[0020] As indicated above, the material of the strap member 14 should be relatively stiff laterally for preventing gathering under load in regions thereof to be contacted by the user 12, yet relatively flexible longitudinally for facilitating folding at the end portions 16, and sufficiently strong in tension to withstand concentrated loading at points of contact with the ends of the poles 12. In consideration of the above, single-ply woven strap material is particularly preferred, in that woven construction provides a desired combination of strength, stiffness, and flexibility, the single-ply configuration (in contrast to tubular configurations) imparting lateral stiffness for resistance to gathering, and the woven side extremities, not being cut so as to have exposed strand ends, is not subject to unraveling. A particularly suitable material for the strap member 14 is commercially available as N 7500 GN 4-inch Natural strap, from Atlas Sales and Marketing of Huntington Beach, Calif., that material including NYLON, RAYON, and polyester, and having a thickness of approximately 0.12 inch. Other materials, of course can be used, preferably including at least one of the components of the N 7500 GN material identified above.
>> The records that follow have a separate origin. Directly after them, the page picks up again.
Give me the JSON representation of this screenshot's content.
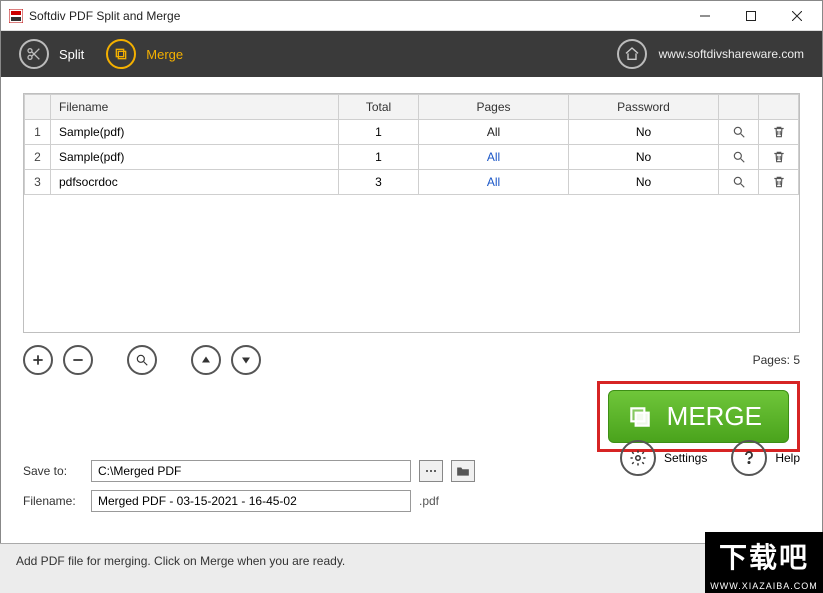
{
  "window": {
    "title": "Softdiv PDF Split and Merge"
  },
  "toolbar": {
    "split_label": "Split",
    "merge_label": "Merge",
    "url": "www.softdivshareware.com"
  },
  "table": {
    "headers": {
      "num": "",
      "filename": "Filename",
      "total": "Total",
      "pages": "Pages",
      "password": "Password"
    },
    "rows": [
      {
        "num": "1",
        "filename": "Sample(pdf)",
        "total": "1",
        "pages": "All",
        "password": "No"
      },
      {
        "num": "2",
        "filename": "Sample(pdf)",
        "total": "1",
        "pages": "All",
        "password": "No"
      },
      {
        "num": "3",
        "filename": "pdfsocrdoc",
        "total": "3",
        "pages": "All",
        "password": "No"
      }
    ]
  },
  "pages_total": "Pages: 5",
  "merge_button": "MERGE",
  "save": {
    "label": "Save to:",
    "value": "C:\\Merged PDF",
    "filename_label": "Filename:",
    "filename_value": "Merged PDF - 03-15-2021 - 16-45-02",
    "ext": ".pdf"
  },
  "bottom": {
    "settings": "Settings",
    "help": "Help"
  },
  "status": "Add PDF file for merging. Click on Merge when you are ready.",
  "watermark": {
    "text": "下载吧",
    "sub": "WWW.XIAZAIBA.COM"
  }
}
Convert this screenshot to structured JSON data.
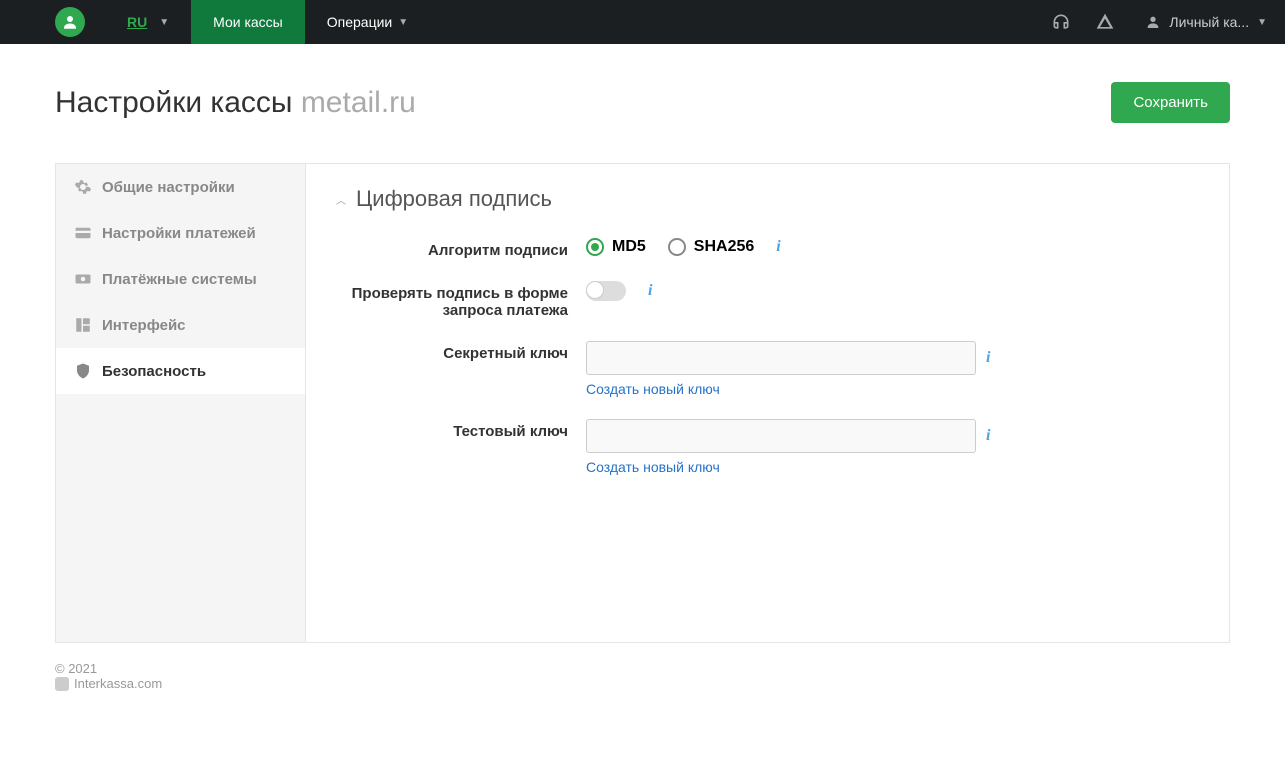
{
  "nav": {
    "lang": "RU",
    "items": [
      "Мои кассы",
      "Операции"
    ],
    "user": "Личный ка..."
  },
  "page": {
    "title": "Настройки кассы",
    "subtitle": "metail.ru",
    "save": "Сохранить"
  },
  "sidebar": {
    "items": [
      {
        "label": "Общие настройки",
        "icon": "gear"
      },
      {
        "label": "Настройки платежей",
        "icon": "card"
      },
      {
        "label": "Платёжные системы",
        "icon": "money"
      },
      {
        "label": "Интерфейс",
        "icon": "layout"
      },
      {
        "label": "Безопасность",
        "icon": "shield"
      }
    ]
  },
  "section": {
    "title": "Цифровая подпись",
    "algo_label": "Алгоритм подписи",
    "algos": [
      "MD5",
      "SHA256"
    ],
    "verify_label": "Проверять подпись в форме запроса платежа",
    "secret_label": "Секретный ключ",
    "test_label": "Тестовый ключ",
    "new_key": "Создать новый ключ"
  },
  "footer": {
    "copyright": "© 2021",
    "link": "Interkassa.com"
  }
}
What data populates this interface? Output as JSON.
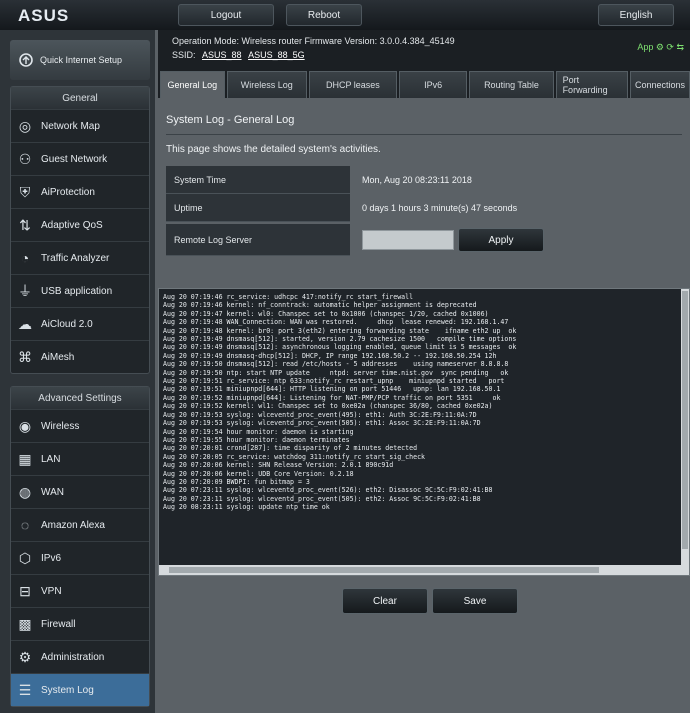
{
  "brand": {
    "logo": "ASUS"
  },
  "topbar": {
    "logout_label": "Logout",
    "reboot_label": "Reboot",
    "language_label": "English"
  },
  "sidebar": {
    "quick_setup_label": "Quick Internet Setup",
    "general_title": "General",
    "general_items": [
      {
        "label": "Network Map",
        "icon": "network-map-icon"
      },
      {
        "label": "Guest Network",
        "icon": "guest-network-icon"
      },
      {
        "label": "AiProtection",
        "icon": "aiprotection-icon"
      },
      {
        "label": "Adaptive QoS",
        "icon": "qos-icon"
      },
      {
        "label": "Traffic Analyzer",
        "icon": "traffic-analyzer-icon"
      },
      {
        "label": "USB application",
        "icon": "usb-icon"
      },
      {
        "label": "AiCloud 2.0",
        "icon": "aicloud-icon"
      },
      {
        "label": "AiMesh",
        "icon": "aimesh-icon"
      }
    ],
    "advanced_title": "Advanced Settings",
    "advanced_items": [
      {
        "label": "Wireless",
        "icon": "wireless-icon"
      },
      {
        "label": "LAN",
        "icon": "lan-icon"
      },
      {
        "label": "WAN",
        "icon": "wan-icon"
      },
      {
        "label": "Amazon Alexa",
        "icon": "alexa-icon"
      },
      {
        "label": "IPv6",
        "icon": "ipv6-icon"
      },
      {
        "label": "VPN",
        "icon": "vpn-icon"
      },
      {
        "label": "Firewall",
        "icon": "firewall-icon"
      },
      {
        "label": "Administration",
        "icon": "administration-icon"
      },
      {
        "label": "System Log",
        "icon": "system-log-icon"
      }
    ]
  },
  "status": {
    "line1": "Operation Mode: Wireless router  Firmware Version: 3.0.0.4.384_45149",
    "ssid_label": "SSID:",
    "ssid_values": [
      "ASUS_88",
      "ASUS_88_5G"
    ],
    "right_text": "App  ⚙  ⟳  ⇆"
  },
  "tabs": [
    "General Log",
    "Wireless Log",
    "DHCP leases",
    "IPv6",
    "Routing Table",
    "Port Forwarding",
    "Connections"
  ],
  "page": {
    "title": "System Log - General Log",
    "description": "This page shows the detailed system's activities.",
    "rows": [
      {
        "label": "System Time",
        "value": "Mon, Aug 20 08:23:11 2018"
      },
      {
        "label": "Uptime",
        "value": "0 days 1 hours 3 minute(s) 47 seconds"
      }
    ],
    "remote_label": "Remote Log Server",
    "remote_value": "",
    "apply_label": "Apply",
    "clear_label": "Clear",
    "save_label": "Save"
  },
  "log_lines": [
    "Aug 20 07:19:46 rc_service: udhcpc 417:notify_rc start_firewall",
    "Aug 20 07:19:46 kernel: nf_conntrack: automatic helper assignment is deprecated",
    "Aug 20 07:19:47 kernel: wl0: Chanspec set to 0x1006 (chanspec 1/20, cached 0x1006)",
    "Aug 20 07:19:48 WAN_Connection: WAN was restored.     dhcp  lease renewed: 192.168.1.47",
    "Aug 20 07:19:48 kernel: br0: port 3(eth2) entering forwarding state    ifname eth2 up  ok",
    "Aug 20 07:19:49 dnsmasq[512]: started, version 2.79 cachesize 1500   compile time options",
    "Aug 20 07:19:49 dnsmasq[512]: asynchronous logging enabled, queue limit is 5 messages  ok",
    "Aug 20 07:19:49 dnsmasq-dhcp[512]: DHCP, IP range 192.168.50.2 -- 192.168.50.254 12h",
    "Aug 20 07:19:50 dnsmasq[512]: read /etc/hosts - 5 addresses    using nameserver 8.8.8.8",
    "Aug 20 07:19:50 ntp: start NTP update     ntpd: server time.nist.gov  sync pending   ok",
    "Aug 20 07:19:51 rc_service: ntp 633:notify_rc restart_upnp    miniupnpd started   port",
    "Aug 20 07:19:51 miniupnpd[644]: HTTP listening on port 51446   upnp: lan 192.168.50.1",
    "Aug 20 07:19:52 miniupnpd[644]: Listening for NAT-PMP/PCP traffic on port 5351     ok",
    "Aug 20 07:19:52 kernel: wl1: Chanspec set to 0xe02a (chanspec 36/80, cached 0xe02a)",
    "Aug 20 07:19:53 syslog: wlceventd_proc_event(495): eth1: Auth 3C:2E:F9:11:0A:7D",
    "Aug 20 07:19:53 syslog: wlceventd_proc_event(505): eth1: Assoc 3C:2E:F9:11:0A:7D",
    "Aug 20 07:19:54 hour monitor: daemon is starting",
    "Aug 20 07:19:55 hour monitor: daemon terminates",
    "Aug 20 07:20:01 crond[287]: time disparity of 2 minutes detected",
    "Aug 20 07:20:05 rc_service: watchdog 311:notify_rc start_sig_check",
    "Aug 20 07:20:06 kernel: SHN Release Version: 2.0.1 890c91d",
    "Aug 20 07:20:06 kernel: UDB Core Version: 0.2.18",
    "Aug 20 07:20:09 BWDPI: fun bitmap = 3",
    "Aug 20 07:23:11 syslog: wlceventd_proc_event(526): eth2: Disassoc 9C:5C:F9:02:41:B8",
    "Aug 20 07:23:11 syslog: wlceventd_proc_event(505): eth2: Assoc 9C:5C:F9:02:41:B8",
    "Aug 20 08:23:11 syslog: update ntp time ok"
  ]
}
[0021] Although the present invention has been described in considerable detail with reference to certain preferred versions thereof, other versions are possible. Therefore, the spirit and scope of the appended claims should not necessarily be limited to the description of the preferred versions contained herein.